Employers and employees in Ontario could be subject to the new Ontario Retirement Pension Plan (“ORPP”) as early as January 2017. The ORPP will be a provincially managed pension plan for residents of Ontario designed to mimic the Canada Pension Plan (“CPP”). All employees in Ontario (excluding those in federally regulated sectors and the self-employed) who are not currently members of comparable workplace pension plans will be members of the ORPP. An estimated 3.5 million workers are anticipated to be enrolled in the ORPP by 2020.
How Will It Work?
The ORPP will mimic the CPP with mandatory employee contributions through payroll deductions matched by employers. The benefits paid out in retirement will vary depending on how many years an employee contributes to the plan and their salary.
Employers will be enrolled in the ORPP in stages beginning in January 2017. Contribution rates for employers and employees will be phased in over three years until the maximum 1.9% contribution rate is met on the first $90,000 of employee earnings. Contributions by employers and employees will not be required on employee earnings below the minimum threshold of $3,500 in earnings per year from that specific employer. Payouts from the ORPP may begin as early as 2022.
The stages of employer enrollment in the ORPP will be based on two key factors: (a) the size of the employer; and (b) whether or not the employer has a registered pension plan (“RPP”) or has begun the process of registering a pension plan as of August 11, 2015. The stages of enrollment will be as follows:
- Large employers (500 or more employees) without registered workplace pension plans: For these employers, contributions will commence on January 1, 2017 at a rate of 0.8% for both the employer and employees. This contribution rate will increase to 1.6% in 2018, and then to the maximum of 1.9% in 2019 for both the employer and employees.
- Medium employers (50-499 employees) without registered workplace pension plans: For these employers, contributions will commence on January 1, 2018 at a rate of 0.8% for both the employer and employees. This contribution rate will increase to 1.6% in 2019, and then to the maximum of 1.9% in 2020 for both the employer and employees.
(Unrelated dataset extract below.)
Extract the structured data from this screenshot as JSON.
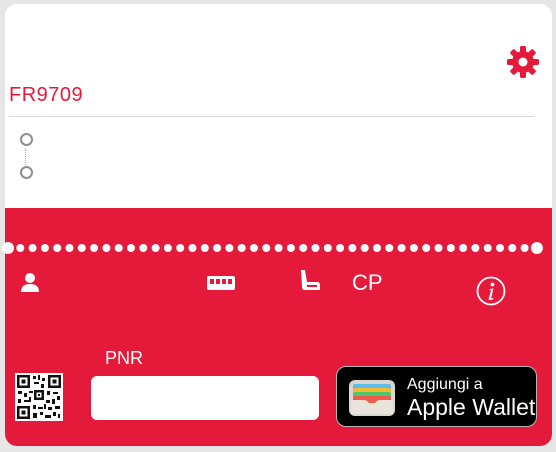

- Small employers (50 or fewer employees) without registered workplace pension plans: For these employers, contributions will commence on January 1, 2019 at a rate of 0.8% for both the employer and employees. This contribution rate will increase to 1.6% in 2020, and then to the maximum of 1.9% in 2021 for both the employer and employees.
- Employers of any size with a workplace pension plan that does not currently meet the applicable comparability test, or who have employees that are not members of the comparable workplace plan: For these employers, contributions will commence on January 1, 2020 at the maximum contribution rate of 1.9% unless they modify their workplace pension plan to meet the comparability test or to include all employees by January 1, 2020.
Comparable Pension Plans
Employers and employees who participate in comparable pension plans will not be required to participate in the ORPP. A “comparable plan” is defined as a RRP that meets all of the minimum thresholds as set out in the comparability test. A technical bulletin has been released by the Ministry of Finance (“MoF”) that identifies the comparability test for different types of benefit plans, set out below:
- Defined Benefit (DB) Plans: The annual benefit accrual rate must be at least 0.5% for the plan to be comparable. For flat-benefit DB plans, they must also meet the minimum 0.5% threshold.
- Defined contribution (DC) pension plans: The annual minimum total contribution must be 8% of base salary earnings, with the employer contributing at least half of the total minimum contribution (at least 4%).
- Other Types of Plans: Group registered retirement savings plans, or deferred profit sharing plans will not be considered comparable. The Ontario government is still formulating an appropriate comparability threshold for multi-employer pension plans and pooled registered pension plans.
What Should Employers Be Doing Now?
Employers should carefully review any existing RPP’s and retirement savings plans to determine if they will be subject to the ORPP. Employers who will be subject to the ORPP should give consideration to whether or not it makes sense for them to modify their pension plans or implement new comparable pension plans.
Legal counsel should be consulted in order to anticipate any employment law or collective bargaining ramifications of changes to existing pension plans prior to the deadline for amending existing plans on January 1, 2020.
For those employers who do not currently have a RPP and wish to be exempted from the ORPP, a comparable plan must be set up before the employers’ scheduled entrance in the ORPP.